by Janet Grace Riehl
with Stephanie Farrow
A wizard appears before you. He
offers the tantalizing gift of creative talent in more than one field. Do you
The blessings of the wizard’s gift
- An expanded palette with which to paint your creative
vision: language, movement, sound, visual art and media, theater.
- A choice to rotate your gifts or bring them together
into new form.
- Wowing your friends in cocktail conversations and
The curse of the gift would be:
- Confusion. What to do first, where, and when?
- Overwhelm by and fear of so many choices.
- The responsibility of deciding how to shape the extra
freedom of expression.
- The possibility of never getting anything done because
of starting so many creative projects without finishing them.
- Having to learn to say “no”—and mean it.
The wizard promises more freedom and
choice. But the gift comes with responsibilities and obstacles to match.
Choosing and directing the freedom multi-talents bring, may make you feel like
you need magical powers of your own. You’d have to learn to welcome limits,

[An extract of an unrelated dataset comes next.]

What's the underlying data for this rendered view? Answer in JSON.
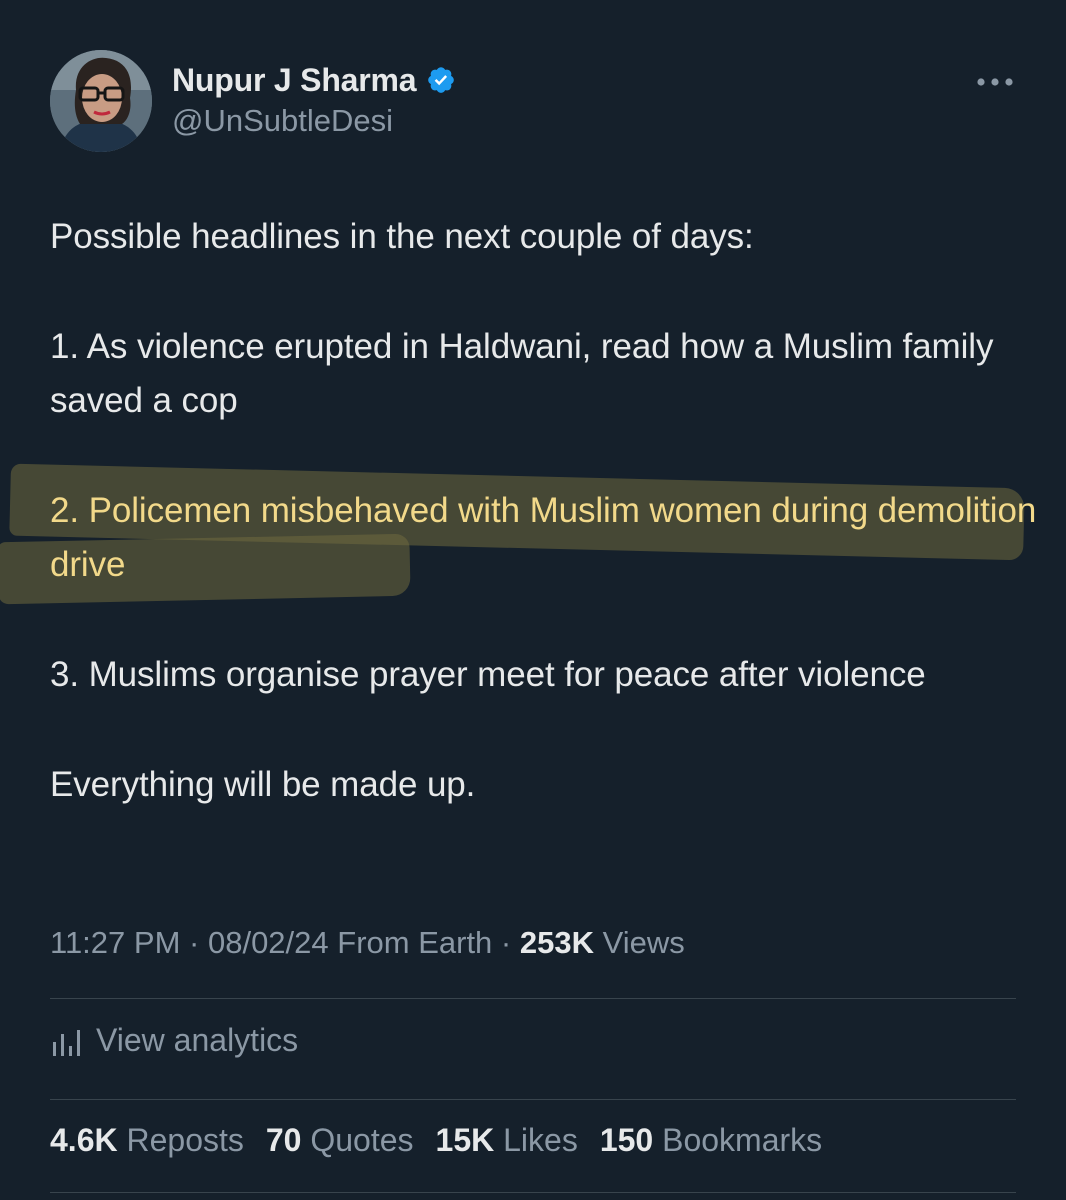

rules, and boundaries in order to sort, shape, and determine the scale of your
projects. You’d have to make friends with constraints as a way to make the best
use of your freedom.

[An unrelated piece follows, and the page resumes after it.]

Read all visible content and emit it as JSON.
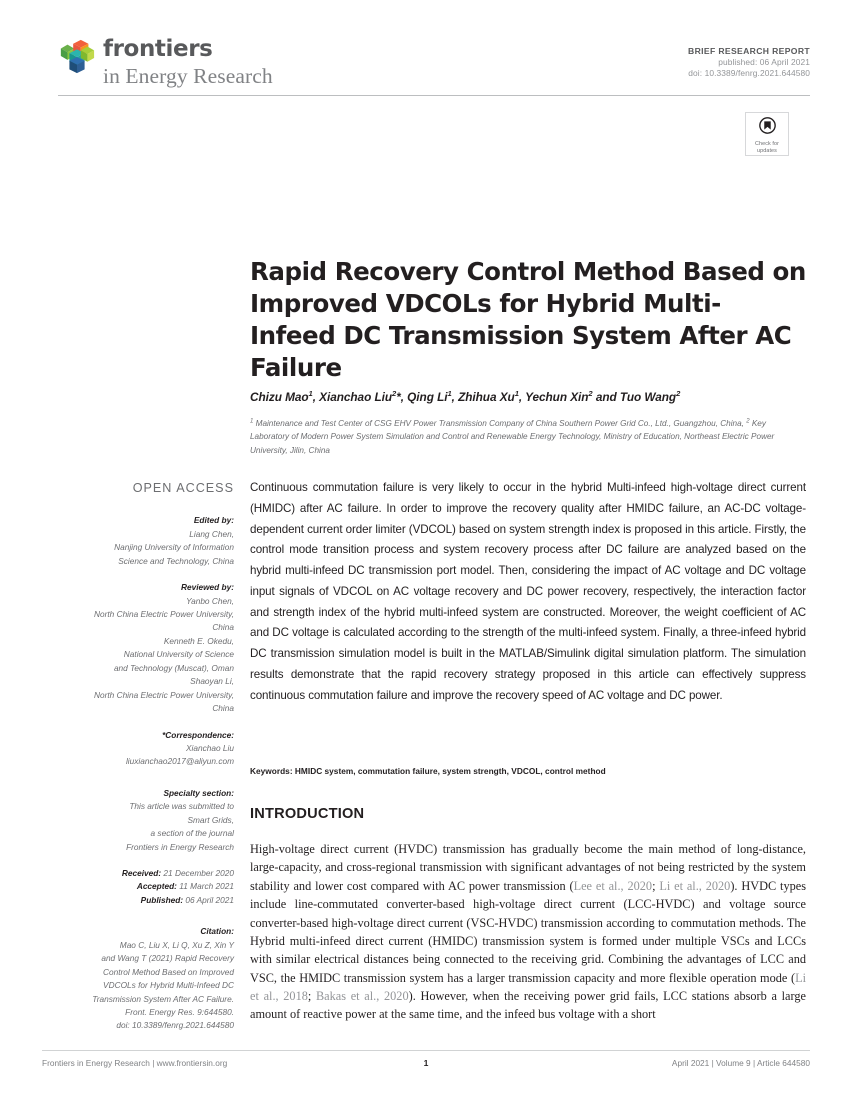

Freedom requires a container, and
that container is structure. In art school I learned that setting criteria,
goals, and deadlines helped me create a body of work for my senior show. I set
the theme early on of investigating the vessel. Then I yielded to intuition as
my hands made a flotilla of boats from the constructed world, pods from nature,
and the intimacy of the body. To install a cohesive show I had to decide which
objects to include, how to arrange them, and how viewers would interact with
the world inside the room. In short, I used structure as my guide and my
This is the second in a series of five posts on multi-talented creativity. Pose questions about practical
creativity; give ideas for future cycle themes; and join in the dialog.